New Oriental Education & Technology Group, the Chinese behemoth in private education, announced that it had established a joint venture with Chinese Internet giant Tencent on online education.
The company is named Weixue Mingri which means micro-learning for tomorrows. Pan Xin, vice president at New Oriental’s online business will be the JV’s CEO and Yu Minhong (aka. Michael Yu), co-founder and chairman of New Oriental, will be the chairman. The announcement by New Oriental said they would offer content and other educational resources to the JV and Tencent would help with product development and online marketing. The first product by the JV will be released at year end, according to the announcement.

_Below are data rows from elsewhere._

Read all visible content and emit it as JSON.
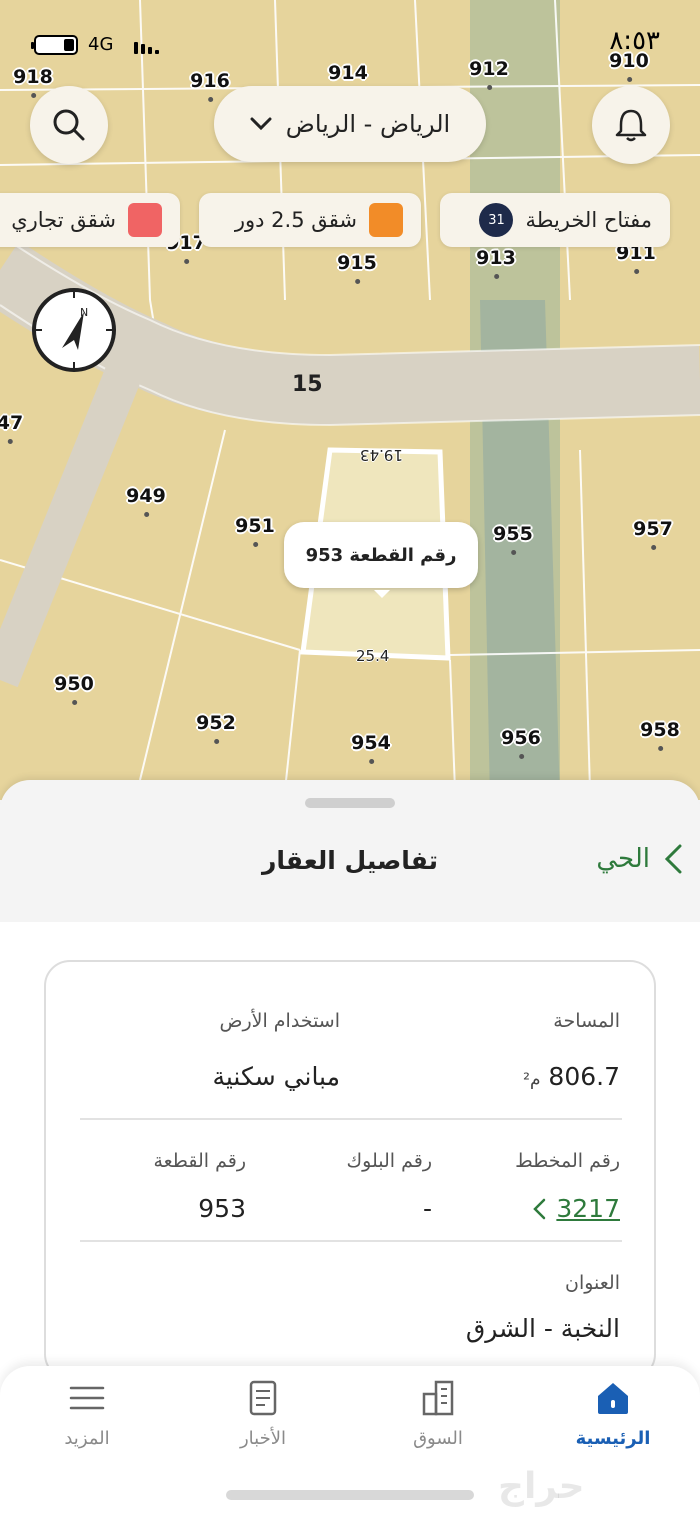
{
  "status_bar": {
    "time": "٨:٥٣",
    "network": "4G"
  },
  "map": {
    "city_selector": "الرياض - الرياض",
    "legend_chips": [
      {
        "label": "مفتاح الخريطة",
        "badge": "31"
      },
      {
        "label": "شقق 2.5 دور",
        "color": "#f28c28"
      },
      {
        "label": "شقق تجاري",
        "color": "#f06464"
      }
    ],
    "road_label": "15",
    "selected_plot": {
      "bubble_label": "رقم القطعة 953",
      "dimension_top": "19.43",
      "dimension_bottom": "25.4"
    },
    "plot_numbers": [
      "918",
      "916",
      "914",
      "912",
      "910",
      "917",
      "915",
      "913",
      "911",
      "47",
      "949",
      "951",
      "955",
      "957",
      "950",
      "952",
      "954",
      "956",
      "958"
    ]
  },
  "sheet": {
    "title": "تفاصيل العقار",
    "area_link": "الحي",
    "fields": {
      "area_label": "المساحة",
      "area_value": "806.7",
      "area_unit": "م²",
      "land_use_label": "استخدام الأرض",
      "land_use_value": "مباني سكنية",
      "scheme_label": "رقم المخطط",
      "scheme_value": "3217",
      "block_label": "رقم البلوك",
      "block_value": "-",
      "plot_label": "رقم القطعة",
      "plot_value": "953",
      "address_label": "العنوان",
      "address_value": "النخبة - الشرق"
    }
  },
  "nav": {
    "items": [
      {
        "label": "الرئيسية",
        "icon": "home-icon",
        "active": true
      },
      {
        "label": "السوق",
        "icon": "buildings-icon"
      },
      {
        "label": "الأخبار",
        "icon": "news-icon"
      },
      {
        "label": "المزيد",
        "icon": "menu-icon"
      }
    ],
    "watermark": "حراج"
  }
}
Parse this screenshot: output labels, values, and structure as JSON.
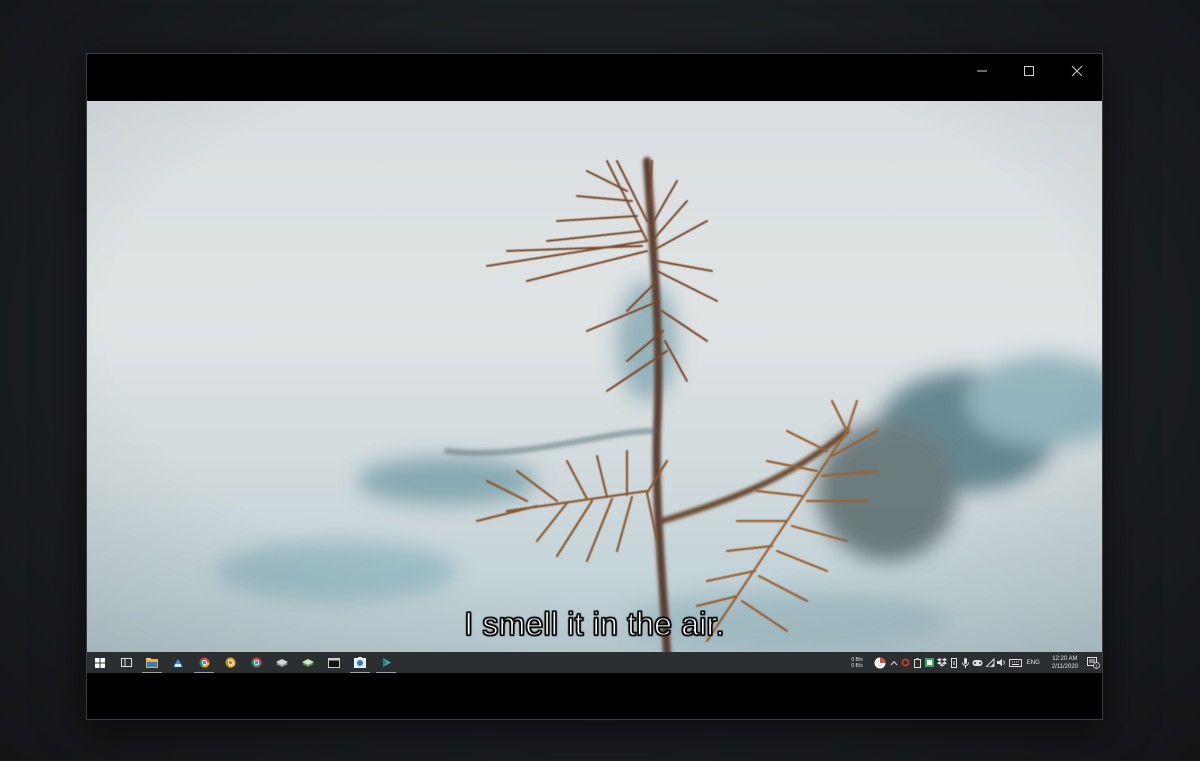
{
  "window": {
    "controls": {
      "minimize": "minimize",
      "maximize": "maximize",
      "close": "close"
    }
  },
  "video": {
    "subtitle": "I smell it in the air."
  },
  "taskbar": {
    "pinned_icons": [
      "windows-start-icon",
      "task-view-icon",
      "file-explorer-icon",
      "app-blue-icon",
      "chrome-icon",
      "chrome-canary-icon",
      "chrome-dev-icon",
      "stack-icon",
      "stack-green-icon",
      "terminal-icon",
      "screen-capture-icon",
      "arrow-app-icon"
    ],
    "tray": {
      "net_up": "0 B/s",
      "net_down": "0 B/s",
      "language": "ENG",
      "time": "12:20 AM",
      "date": "2/11/2020",
      "notification_count": "1"
    }
  },
  "colors": {
    "taskbar_bg": "#2b2f31",
    "window_bg": "#000000",
    "subtitle_fill": "#ffffff"
  }
}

Big Chinese Internet companies have entered China’s online education market in a big way. Tencent has built an online courses platform on top of its QQ IM system that its existing users can purchase and enjoy live courses without leaving the chatting service.

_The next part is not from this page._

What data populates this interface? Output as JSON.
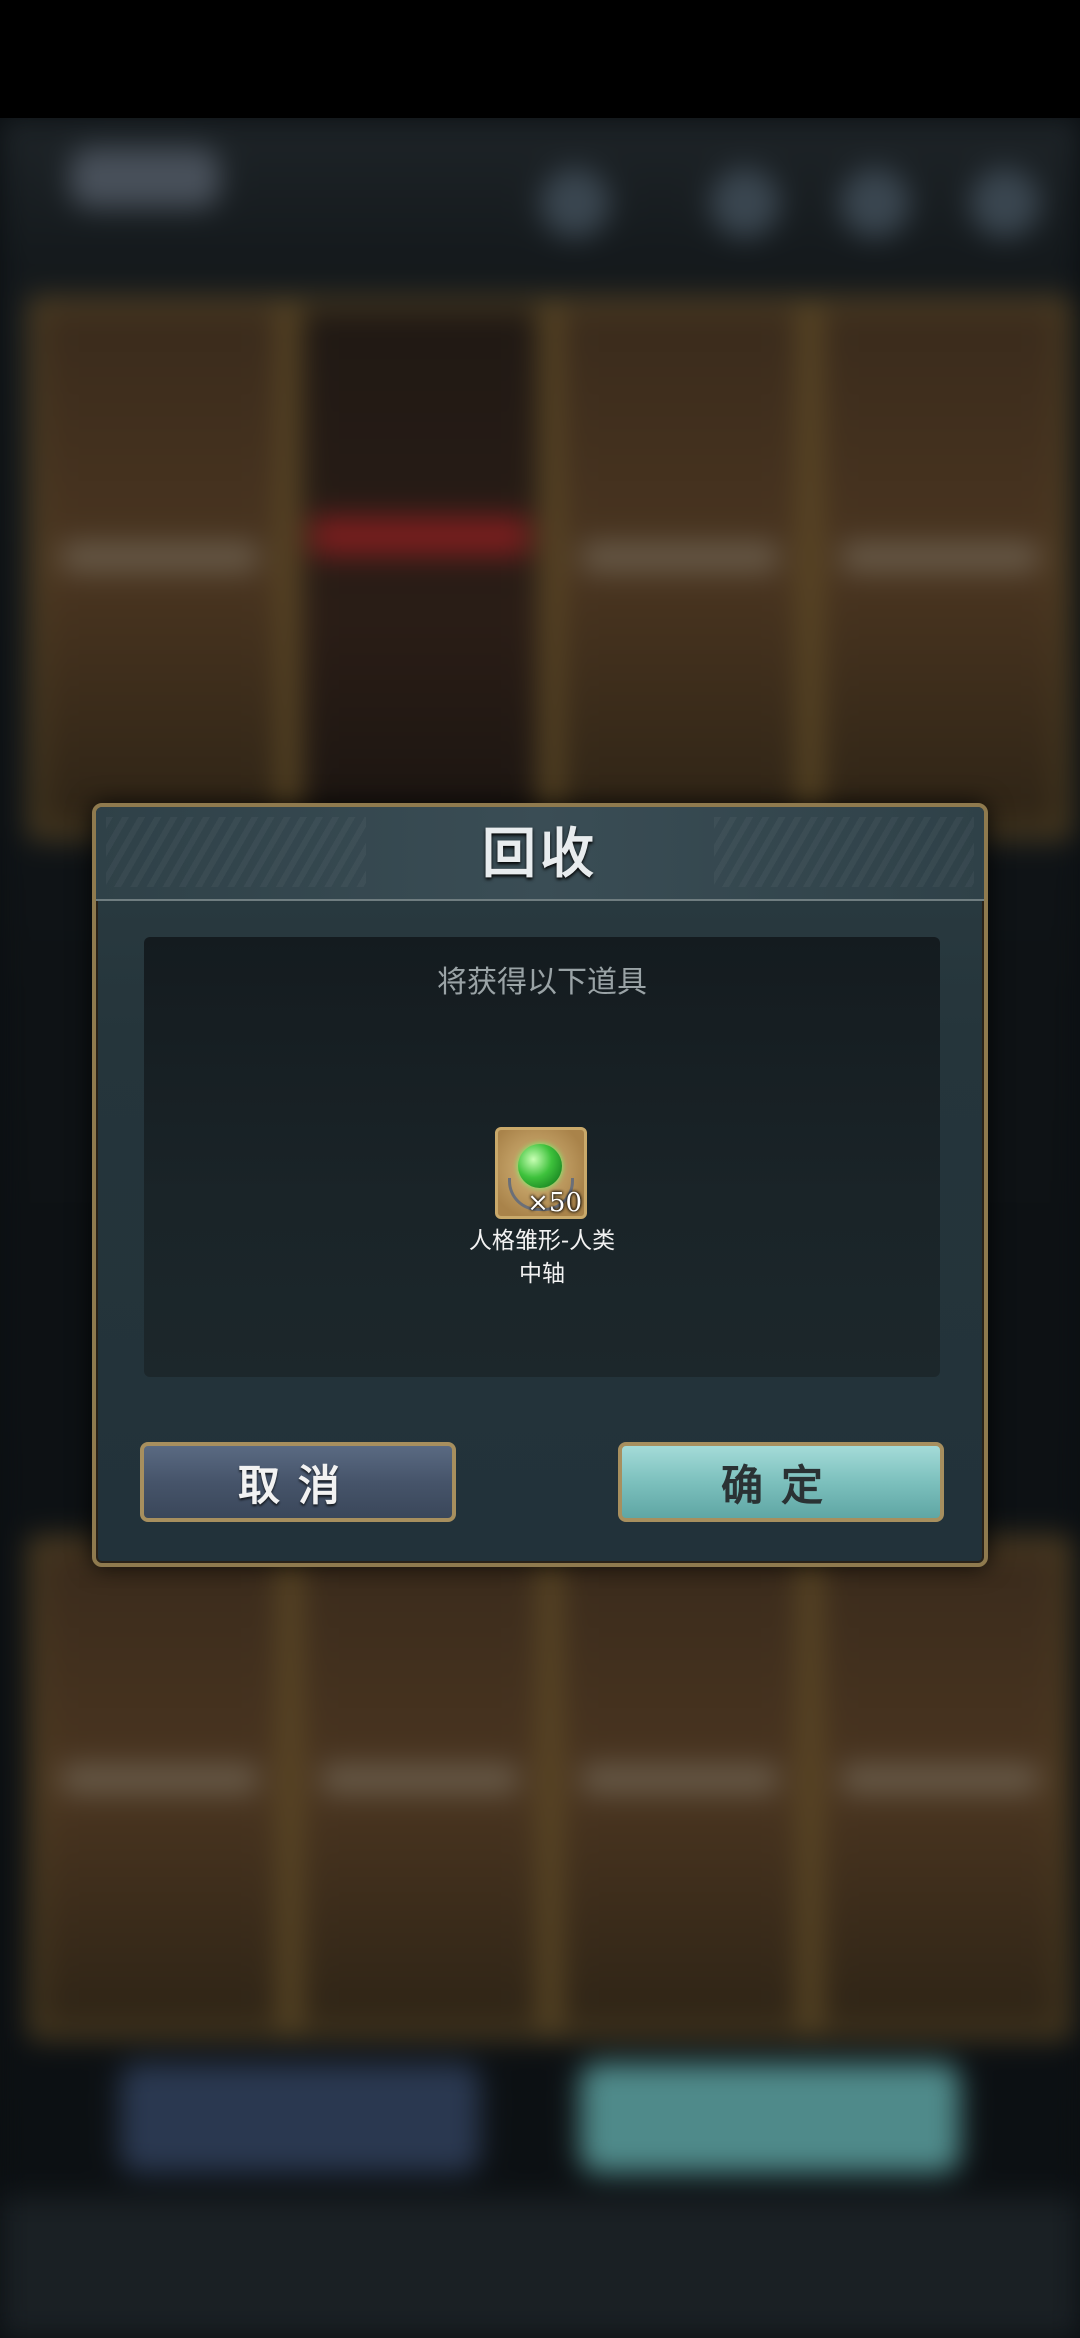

Besides Tencent, Alibaba launched a Taobao-like marketplace for live courses and educational materials, NetEase launched a language-learning course platform to monetize the 400 million users gained for its free dictionary application, and YY came up with 100.com, which offers courses New Oriental’s offline courses have been making money from for free. New Oriental’s Mr. Yu openly commented that he didn’t think YY’s model would be successful.
New Oriental established online course site, Koolearn, way back in 2000. There had been 2000 courses on the site as of May 2014. But the performance of the site isn’t impressive that it only had had 9.2 million accumulate registered users and 177,000 courses purchased, as of the 2014 fiscal year that ended in May 2014.
The company has been actively seeking to ride the new wave of online education too. It has had its content on the platform of BesTV, one of the major digital content and solution providers in China. It has recently established another joint venture with testing solution provider ATA to develop online and mobile services for working professionals.
New Oriental saw 10% decline in enrollment in its offline schools and 7% decrease in revenue in the past June, the management disclosed on the latest earnings conference call last week. It’s possibly due to the policy change that English wouldn’t be included in China’s national college entrance exams. Two major summer vacation programs for English-learning saw 20-30% decline in enrollment, which never happened, according to the management.
In March Yu Minhong, chairman of the New York-listed company, made some comments related to online education on his Sina Weibo, a Chinese Twitter-like microblog platform.
“I accept online education as a challenge to traditional class teaching, but I think it is more complimentary than challenging,” Yu wrote on his Weibo March 10, noting that a fusion of the spirit of education and that of the Internet is needed to improve the quality of education. Yu also refuted reports that New Oriental was facing any problems, claiming that his company “is doing well.” (Global Times)